• @RichardHardy Update: I seem to be getting more reasonable forecasts due to the PDF change, but my GARCH terms seem more or less the same even with the updated $\sigma_0^2$. Apr 29, 2021 at 18:53

Also, $$\sigma_0^2=0$$ is an unusual assumption, especially given that zero variance is impossible. The common thing to do is to set $$\sigma_0^2:=\hat\sigma^2$$ where $$\hat\sigma^2$$ is the sample variance.

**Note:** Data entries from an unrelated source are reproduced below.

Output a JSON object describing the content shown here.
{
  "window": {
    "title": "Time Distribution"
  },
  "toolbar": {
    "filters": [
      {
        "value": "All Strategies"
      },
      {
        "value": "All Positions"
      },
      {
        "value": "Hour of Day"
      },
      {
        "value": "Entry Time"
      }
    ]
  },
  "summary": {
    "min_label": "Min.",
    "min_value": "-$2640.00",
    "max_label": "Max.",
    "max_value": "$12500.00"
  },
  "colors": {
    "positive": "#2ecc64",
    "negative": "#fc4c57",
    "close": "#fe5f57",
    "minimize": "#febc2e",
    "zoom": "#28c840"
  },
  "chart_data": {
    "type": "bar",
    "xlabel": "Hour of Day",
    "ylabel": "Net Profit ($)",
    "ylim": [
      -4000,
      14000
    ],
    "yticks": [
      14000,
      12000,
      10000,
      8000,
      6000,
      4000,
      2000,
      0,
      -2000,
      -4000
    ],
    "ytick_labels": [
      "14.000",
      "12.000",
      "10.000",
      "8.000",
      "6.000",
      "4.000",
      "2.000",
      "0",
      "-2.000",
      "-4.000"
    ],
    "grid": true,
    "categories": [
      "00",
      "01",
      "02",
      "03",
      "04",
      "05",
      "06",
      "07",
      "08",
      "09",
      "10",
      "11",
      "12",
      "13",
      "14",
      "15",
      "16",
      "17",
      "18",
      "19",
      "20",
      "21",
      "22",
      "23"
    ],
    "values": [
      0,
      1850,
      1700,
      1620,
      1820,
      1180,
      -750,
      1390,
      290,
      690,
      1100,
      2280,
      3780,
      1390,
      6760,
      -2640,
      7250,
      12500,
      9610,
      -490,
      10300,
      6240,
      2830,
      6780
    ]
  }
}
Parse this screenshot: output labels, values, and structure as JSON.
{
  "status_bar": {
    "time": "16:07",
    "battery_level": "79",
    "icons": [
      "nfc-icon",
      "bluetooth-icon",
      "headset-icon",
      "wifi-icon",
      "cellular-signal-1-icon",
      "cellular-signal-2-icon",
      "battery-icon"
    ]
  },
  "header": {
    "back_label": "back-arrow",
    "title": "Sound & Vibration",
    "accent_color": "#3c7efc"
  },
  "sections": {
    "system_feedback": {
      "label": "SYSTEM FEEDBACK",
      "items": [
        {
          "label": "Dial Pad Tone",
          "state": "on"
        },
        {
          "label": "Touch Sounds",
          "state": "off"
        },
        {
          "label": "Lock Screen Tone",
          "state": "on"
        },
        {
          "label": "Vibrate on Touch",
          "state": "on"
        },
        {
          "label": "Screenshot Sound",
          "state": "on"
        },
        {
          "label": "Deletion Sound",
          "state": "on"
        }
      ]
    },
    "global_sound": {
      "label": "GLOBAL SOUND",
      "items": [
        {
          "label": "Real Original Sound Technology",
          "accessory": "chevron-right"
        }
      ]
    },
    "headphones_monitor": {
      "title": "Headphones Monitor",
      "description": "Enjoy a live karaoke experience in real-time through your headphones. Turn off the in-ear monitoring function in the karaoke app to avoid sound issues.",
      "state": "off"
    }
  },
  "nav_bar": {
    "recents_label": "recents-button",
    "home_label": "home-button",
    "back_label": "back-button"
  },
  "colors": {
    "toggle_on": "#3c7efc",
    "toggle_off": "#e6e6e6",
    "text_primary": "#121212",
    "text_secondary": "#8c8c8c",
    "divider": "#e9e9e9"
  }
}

• It turns out both the mean and variance of the NIG distribution are functions of other parameters, so I have changed that in my code. I have also set $\sigma_0^2:=\hat\sigma^2$ as my initial variance. However not much has changed in that I am still getting unreasonable forecast values and rather large variances. I compared my ARMA results with an existing package and visually there is not that much of a difference, so I assume the problem is in either GARCH or the distribution optimization, but I cannot tell which. Apr 29, 2021 at 19:57
• @CBBAM I suggest that you first try to fit a pure GARCH-model and then extend your results to the ARMA-GARCH case. Also, why do you set the constrain $\alpha+\beta=1$ ? In this case you have an IGARCH(1,1)-model, i.e. the unconditional variance does not exist.